*** Block opens ***

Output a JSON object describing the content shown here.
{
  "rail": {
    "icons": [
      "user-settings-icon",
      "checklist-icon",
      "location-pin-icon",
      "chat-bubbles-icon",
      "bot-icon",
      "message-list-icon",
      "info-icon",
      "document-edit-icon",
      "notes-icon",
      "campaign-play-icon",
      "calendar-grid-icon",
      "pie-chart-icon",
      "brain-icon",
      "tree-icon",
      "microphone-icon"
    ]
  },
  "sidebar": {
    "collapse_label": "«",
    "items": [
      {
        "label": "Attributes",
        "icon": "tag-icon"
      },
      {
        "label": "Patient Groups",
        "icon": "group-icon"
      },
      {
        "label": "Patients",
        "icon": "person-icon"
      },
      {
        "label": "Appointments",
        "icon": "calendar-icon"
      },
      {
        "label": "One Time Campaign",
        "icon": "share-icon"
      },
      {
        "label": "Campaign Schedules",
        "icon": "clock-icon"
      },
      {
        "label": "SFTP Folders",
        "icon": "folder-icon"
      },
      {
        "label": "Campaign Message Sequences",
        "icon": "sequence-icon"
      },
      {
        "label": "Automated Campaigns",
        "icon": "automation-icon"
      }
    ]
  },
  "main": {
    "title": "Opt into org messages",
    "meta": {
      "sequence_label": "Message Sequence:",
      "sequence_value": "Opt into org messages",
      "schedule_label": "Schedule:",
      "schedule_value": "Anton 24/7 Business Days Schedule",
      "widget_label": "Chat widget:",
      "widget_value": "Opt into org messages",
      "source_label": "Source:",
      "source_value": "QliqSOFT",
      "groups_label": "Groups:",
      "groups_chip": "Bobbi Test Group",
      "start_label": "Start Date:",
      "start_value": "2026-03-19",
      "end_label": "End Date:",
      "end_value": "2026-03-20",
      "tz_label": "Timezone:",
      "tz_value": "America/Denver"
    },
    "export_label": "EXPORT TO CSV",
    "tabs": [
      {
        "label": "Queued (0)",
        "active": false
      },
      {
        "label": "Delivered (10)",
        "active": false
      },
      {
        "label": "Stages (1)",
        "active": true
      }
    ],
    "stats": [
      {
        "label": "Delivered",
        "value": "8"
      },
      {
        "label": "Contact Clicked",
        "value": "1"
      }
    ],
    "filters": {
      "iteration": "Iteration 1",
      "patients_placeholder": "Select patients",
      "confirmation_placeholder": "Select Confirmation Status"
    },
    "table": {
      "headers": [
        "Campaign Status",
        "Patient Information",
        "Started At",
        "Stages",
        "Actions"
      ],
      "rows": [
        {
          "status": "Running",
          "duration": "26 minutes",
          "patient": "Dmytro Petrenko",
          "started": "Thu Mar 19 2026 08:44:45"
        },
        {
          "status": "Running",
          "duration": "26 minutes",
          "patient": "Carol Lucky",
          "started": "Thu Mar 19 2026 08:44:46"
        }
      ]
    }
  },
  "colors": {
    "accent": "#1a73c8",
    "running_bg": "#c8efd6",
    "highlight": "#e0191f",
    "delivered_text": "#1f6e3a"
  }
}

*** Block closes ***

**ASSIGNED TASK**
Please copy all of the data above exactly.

**SOLUTION FOR THIS PROBLEM**
Output a JSON object describing the content shown here.
{
  "rail": {
    "icons": [
      "user-settings-icon",
      "checklist-icon",
      "location-pin-icon",
      "chat-bubbles-icon",
      "bot-icon",
      "message-list-icon",
      "info-icon",
      "document-edit-icon",
      "notes-icon",
      "campaign-play-icon",
      "calendar-grid-icon",
      "pie-chart-icon",
      "brain-icon",
      "tree-icon",
      "microphone-icon"
    ]
  },
  "sidebar": {
    "collapse_label": "«",
    "items": [
      {
        "label": "Attributes",
        "icon": "tag-icon"
      },
      {
        "label": "Patient Groups",
        "icon": "group-icon"
      },
      {
        "label": "Patients",
        "icon": "person-icon"
      },
      {
        "label": "Appointments",
        "icon": "calendar-icon"
      },
      {
        "label": "One Time Campaign",
        "icon": "share-icon"
      },
      {
        "label": "Campaign Schedules",
        "icon": "clock-icon"
      },
      {
        "label": "SFTP Folders",
        "icon": "folder-icon"
      },
      {
        "label": "Campaign Message Sequences",
        "icon": "sequence-icon"
      },
      {
        "label": "Automated Campaigns",
        "icon": "automation-icon"
      }
    ]
  },
  "main": {
    "title": "Opt into org messages",
    "meta": {
      "sequence_label": "Message Sequence:",
      "sequence_value": "Opt into org messages",
      "schedule_label": "Schedule:",
      "schedule_value": "Anton 24/7 Business Days Schedule",
      "widget_label": "Chat widget:",
      "widget_value": "Opt into org messages",
      "source_label": "Source:",
      "source_value": "QliqSOFT",
      "groups_label": "Groups:",
      "groups_chip": "Bobbi Test Group",
      "start_label": "Start Date:",
      "start_value": "2026-03-19",
      "end_label": "End Date:",
      "end_value": "2026-03-20",
      "tz_label": "Timezone:",
      "tz_value": "America/Denver"
    },
    "export_label": "EXPORT TO CSV",
    "tabs": [
      {
        "label": "Queued (0)",
        "active": false
      },
      {
        "label": "Delivered (10)",
        "active": false
      },
      {
        "label": "Stages (1)",
        "active": true
      }
    ],
    "stats": [
      {
        "label": "Delivered",
        "value": "8"
      },
      {
        "label": "Contact Clicked",
        "value": "1"
      }
    ],
    "filters": {
      "iteration": "Iteration 1",
      "patients_placeholder": "Select patients",
      "confirmation_placeholder": "Select Confirmation Status"
    },
    "table": {
      "headers": [
        "Campaign Status",
        "Patient Information",
        "Started At",
        "Stages",
        "Actions"
      ],
      "rows": [
        {
          "status": "Running",
          "duration": "26 minutes",
          "patient": "Dmytro Petrenko",
          "started": "Thu Mar 19 2026 08:44:45"
        },
        {
          "status": "Running",
          "duration": "26 minutes",
          "patient": "Carol Lucky",
          "started": "Thu Mar 19 2026 08:44:46"
        }
      ]
    }
  },
  "colors": {
    "accent": "#1a73c8",
    "running_bg": "#c8efd6",
    "highlight": "#e0191f",
    "delivered_text": "#1f6e3a"
  }
}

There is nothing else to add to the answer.